A. Lawrence DiCristina hosted a poker game in a warehouse on Staten Island and collected five percent of each night's $300-per-player buy-ins as rake to cover the cost of hosting the game. He was arrested in 2011 and charged with operating an illegal gambling business. He was then found guilty in July, but he asked for a trial based on the wording of his verdict that poker was a game of chance under New York law. That case was heard by Judge Weinstein in the U.S. District Court and the guilty verdict overturned based on the definition of poker, which he ruled should have been a game of skill and not gambling.
Q. Why is the gambling age lower than in the rest of the United States?
A. Gambling age is not something controlled or regulated by federal law, and each state makes its own laws regarding gambling. This allows each state to decide at what age players should be trusted to gamble responsibly.
Q. Will New York allow legal online poker sites to be offered alongside the state lottery online?
A. This remains to be seen. The state is cautious about allowing lottery tickets to be purchased online, thus its lack of implementation many months after the Department of Justice ruling. Once the lottery is taken to the Internet, the viability of legal online poker sites for New York will likely be examined and may be brought before the state legislature.
Q. Do Indian casinos have concerns about the possibility of online gambling?
A. They do. The Seneca tribe has been especially vocal about possible federal legislation and testified before Congress regarding pending bills. On the state level, the tribes likely have the same concerns, which revolve around the fact that online gambling will detract from their customer base. However, if New York online poker is the only game to in question, the opposition may be more apt to work with the state government on a solution.

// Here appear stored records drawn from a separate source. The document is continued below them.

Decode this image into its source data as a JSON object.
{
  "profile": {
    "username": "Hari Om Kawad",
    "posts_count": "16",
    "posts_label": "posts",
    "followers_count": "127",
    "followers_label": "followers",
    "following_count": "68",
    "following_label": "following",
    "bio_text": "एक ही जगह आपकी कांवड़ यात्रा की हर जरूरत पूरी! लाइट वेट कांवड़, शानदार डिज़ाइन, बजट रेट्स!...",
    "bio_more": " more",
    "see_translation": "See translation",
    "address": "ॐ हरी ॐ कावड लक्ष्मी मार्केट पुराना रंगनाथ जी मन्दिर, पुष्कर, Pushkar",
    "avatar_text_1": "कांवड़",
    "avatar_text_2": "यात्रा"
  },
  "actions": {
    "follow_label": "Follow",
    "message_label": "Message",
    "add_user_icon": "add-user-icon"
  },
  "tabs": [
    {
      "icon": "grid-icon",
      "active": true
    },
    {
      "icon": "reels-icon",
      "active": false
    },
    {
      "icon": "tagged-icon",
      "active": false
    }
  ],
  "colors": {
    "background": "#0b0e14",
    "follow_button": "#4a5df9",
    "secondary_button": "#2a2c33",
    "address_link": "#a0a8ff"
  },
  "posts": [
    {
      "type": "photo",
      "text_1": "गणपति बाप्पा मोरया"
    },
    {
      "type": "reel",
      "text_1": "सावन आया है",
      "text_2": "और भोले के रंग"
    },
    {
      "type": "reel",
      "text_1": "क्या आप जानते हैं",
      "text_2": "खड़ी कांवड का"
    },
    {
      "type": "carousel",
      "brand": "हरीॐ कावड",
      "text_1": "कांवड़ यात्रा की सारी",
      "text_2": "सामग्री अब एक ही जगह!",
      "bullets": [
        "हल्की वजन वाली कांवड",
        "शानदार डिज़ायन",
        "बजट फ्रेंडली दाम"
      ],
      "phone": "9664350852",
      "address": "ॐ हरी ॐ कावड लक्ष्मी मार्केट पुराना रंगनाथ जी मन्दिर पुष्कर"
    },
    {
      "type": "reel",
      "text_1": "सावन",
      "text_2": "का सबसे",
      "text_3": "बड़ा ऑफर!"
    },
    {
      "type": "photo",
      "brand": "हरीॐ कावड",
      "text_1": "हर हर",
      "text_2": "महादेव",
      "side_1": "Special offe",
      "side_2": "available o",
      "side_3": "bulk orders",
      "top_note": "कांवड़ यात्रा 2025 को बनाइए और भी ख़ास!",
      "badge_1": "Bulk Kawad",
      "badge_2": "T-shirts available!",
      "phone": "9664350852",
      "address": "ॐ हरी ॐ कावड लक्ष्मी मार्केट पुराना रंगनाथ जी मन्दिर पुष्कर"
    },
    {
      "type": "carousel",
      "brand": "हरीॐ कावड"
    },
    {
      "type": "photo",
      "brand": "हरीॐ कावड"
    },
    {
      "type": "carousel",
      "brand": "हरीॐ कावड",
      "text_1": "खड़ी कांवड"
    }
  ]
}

The issues that have arisen with New York in recent years mainly revolve around the option of authorizing land-based casinos off Indian lands and whether or not certain forms of gambling are games of chance or skill. The latter has been in the news more often because of court cases. New York law defines contests of chance as those in which "the outcome depends in a material degree upon an element of chance, notwithstanding that skill of the contestants may also be a factor therein." A recent case in the US District Court for the Eastern District of New York, however, brought about an August 2012 decision that poker is a game of skill, not gambling as stated under the Illegal Gambling Business Act. Though the case sets new precedent, Judge Weinstein's decision could be overturned on appeal, and New York's laws still state that poker is illegal. But the court ruling may play a role in future New York online poker discussions.
As for New York online legal poker sites, it has been discussed, most recently in connection with a 2011 decision by the Department of Justice regarding the Wire Act. The statement was in regard to an inquiry by New York and Illinois regarding online lotteries and their legality or lack thereof under the Wire Act, and the DOJ decided that the Wire Act does not apply. Therefore, the Wire Act does not apply to any form of online gambling, including online poker in New York or any other state. New York continues to toy with the idea of online gambling, though no concrete legislation has been put forward as of August 2012. To contact your legislator regarding this or any other issue, click here: http://assembly.state.ny.us/mem/.
According to the New York Racing and Wagering Board, nine casinos operate in the state and employ more than 5,000 people. New York takes nearly $600 million per year in gaming tax revenue, which is put toward education needs of the state.
Of the casinos in New York, only a few have been tapped to host national or international poker tournaments. Turning Stone is the most well-known of them, having hosted several poker tournaments, as well as allowing players to gamble at the age of 18. Seneca Niagara Casino and Hotel has also been home to several major live poker events.